According to SEE-LA, the nonprofit organization that operates the HFM, a portion of the market may shutter due to permitting issues and a squabble with the neighboring Los Angeles Film School.
The battle vortex is Ivar Avenue between Selma and Sunset, where the school is located. Because the market takes over the street for almost nine hours every Sunday, and has for years, the school can't get to one of its parking lots (it hast two). There is a lot of bureaucratic red tape making this a sticky situation, but basically to counteract their petition, the market has to get the approval from more than half of the business and property owners in the direct vicinity and file their own petition to counteract it.
The SEE-LA office has been hustling to get those approvals, and finding success, but time is running out.The market needed a temporary permit to open as usual this past weekend, and if the school gets its way, the market will need to reconfigure its approximately 150 vendors for this coming Sunday.
No matter how you look at it, it means a smaller market. The certified farmers and vendors who bring their locally grown produce, Santa Barbara crabs, grass-fed meats, cheeses, flowers and plants need to be grouped together, so if they have to be moved, others, like the food and craft vendors, may be completely displaced. Market manager Pompea Smith told KTLA that the loss of income will effect the vendors themselves, but also the seven other small markets and community outreach programs (like the Farmer's Kitchen) that SEE-LA supports.

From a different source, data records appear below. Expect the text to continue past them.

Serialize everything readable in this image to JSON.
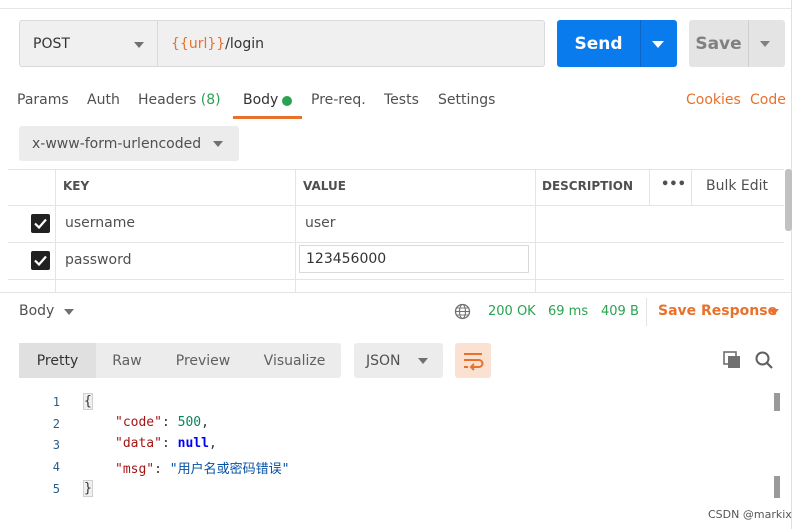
{
  "request": {
    "method": "POST",
    "url_variable": "{{url}}",
    "url_path": "/login",
    "send_label": "Send",
    "save_label": "Save"
  },
  "tabs": [
    {
      "label": "Params"
    },
    {
      "label": "Auth"
    },
    {
      "label": "Headers",
      "count": "(8)"
    },
    {
      "label": "Body",
      "active": true
    },
    {
      "label": "Pre-req."
    },
    {
      "label": "Tests"
    },
    {
      "label": "Settings"
    }
  ],
  "links": {
    "cookies": "Cookies",
    "code": "Code"
  },
  "body_type": "x-www-form-urlencoded",
  "table": {
    "headers": {
      "key": "KEY",
      "value": "VALUE",
      "description": "DESCRIPTION",
      "more": "•••",
      "bulk_edit": "Bulk Edit"
    },
    "rows": [
      {
        "checked": true,
        "key": "username",
        "value": "user",
        "description": ""
      },
      {
        "checked": true,
        "key": "password",
        "value": "123456000",
        "description": ""
      }
    ]
  },
  "response": {
    "title": "Body",
    "status": "200 OK",
    "time": "69 ms",
    "size": "409 B",
    "save_response": "Save Response",
    "view_tabs": [
      "Pretty",
      "Raw",
      "Preview",
      "Visualize"
    ],
    "active_view": "Pretty",
    "format": "JSON",
    "lines": [
      {
        "n": "1",
        "text": "{"
      },
      {
        "n": "2",
        "key": "\"code\"",
        "sep": ": ",
        "value": "500",
        "tail": ","
      },
      {
        "n": "3",
        "key": "\"data\"",
        "sep": ": ",
        "value": "null",
        "tail": ","
      },
      {
        "n": "4",
        "key": "\"msg\"",
        "sep": ": ",
        "value": "\"用户名或密码错误\"",
        "tail": ""
      },
      {
        "n": "5",
        "text": "}"
      }
    ]
  },
  "watermark": "CSDN @markix",
  "colors": {
    "accent": "#e8712c",
    "send": "#097bed",
    "success": "#29a351"
  }
}
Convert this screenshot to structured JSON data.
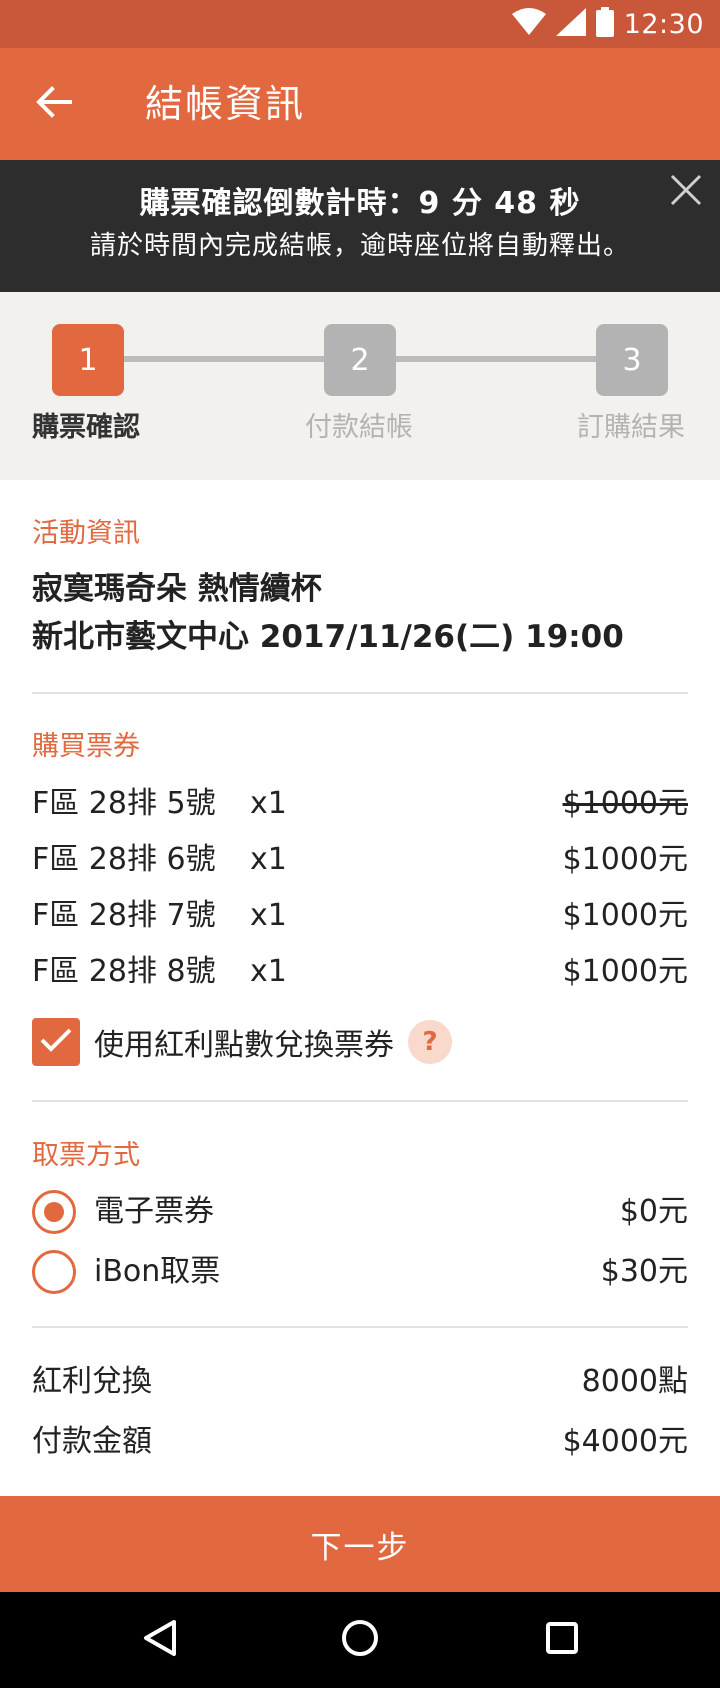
{
  "status_bar": {
    "time": "12:30"
  },
  "app_bar": {
    "title": "結帳資訊"
  },
  "timer": {
    "line1": "購票確認倒數計時：9 分 48 秒",
    "line2": "請於時間內完成結帳，逾時座位將自動釋出。"
  },
  "stepper": {
    "steps": [
      {
        "number": "1",
        "label": "購票確認"
      },
      {
        "number": "2",
        "label": "付款結帳"
      },
      {
        "number": "3",
        "label": "訂購結果"
      }
    ]
  },
  "event": {
    "section_title": "活動資訊",
    "name": "寂寞瑪奇朵  熱情續杯",
    "venue_datetime": "新北市藝文中心  2017/11/26(二) 19:00"
  },
  "tickets": {
    "section_title": "購買票券",
    "rows": [
      {
        "seat": "F區 28排 5號",
        "qty": "x1",
        "price": "$1000元"
      },
      {
        "seat": "F區 28排 6號",
        "qty": "x1",
        "price": "$1000元"
      },
      {
        "seat": "F區 28排 7號",
        "qty": "x1",
        "price": "$1000元"
      },
      {
        "seat": "F區 28排 8號",
        "qty": "x1",
        "price": "$1000元"
      }
    ],
    "bonus_checkbox_label": "使用紅利點數兌換票券",
    "bonus_checked": true,
    "help_icon": "?"
  },
  "pickup": {
    "section_title": "取票方式",
    "options": [
      {
        "label": "電子票券",
        "price": "$0元",
        "selected": true
      },
      {
        "label": "iBon取票",
        "price": "$30元",
        "selected": false
      }
    ]
  },
  "summary": {
    "bonus_label": "紅利兌換",
    "bonus_value": "8000點",
    "payment_label": "付款金額",
    "payment_value": "$4000元"
  },
  "next_button": {
    "label": "下一步"
  },
  "colors": {
    "accent": "#e2683f",
    "status_bar": "#c9573a",
    "banner": "#2d2d2d",
    "stepper_bg": "#f2f1ee",
    "inactive_step": "#b3b3b3"
  }
}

There's a meeting between market reps and the mayor's office scheduled for later today. Yesterday councilman Eric Garcetti, whose district this is, said via Twitter: "We are working hard to support our beloved market, help them work out a solution with their neighbors."
Let's hope. The market is one of the largest in L.A. and an integral part of the Hollywood community. For almost 20 years it's been a weekly ritual for local, tourists, chefs, families. There's only one place to get your watermelon radishes, Cafecito Organico cold-brewed iced coffee, papusas, Valerie Confection's sweet and savory pastries, whole roast chickens, bags of citrus, every herb imaginable--and slurp down a few Carlsbad oysters while you're at it.
SEE-LA gathered thousands of signatures yesterday, which will show the city just how beloved the market really is. If you didn't get to sign, you can email firstname.lastname@example.org to show your support, and "like" the Protect the Hollywood Farmers Market Facebook page. Don't forget to check back here for updates.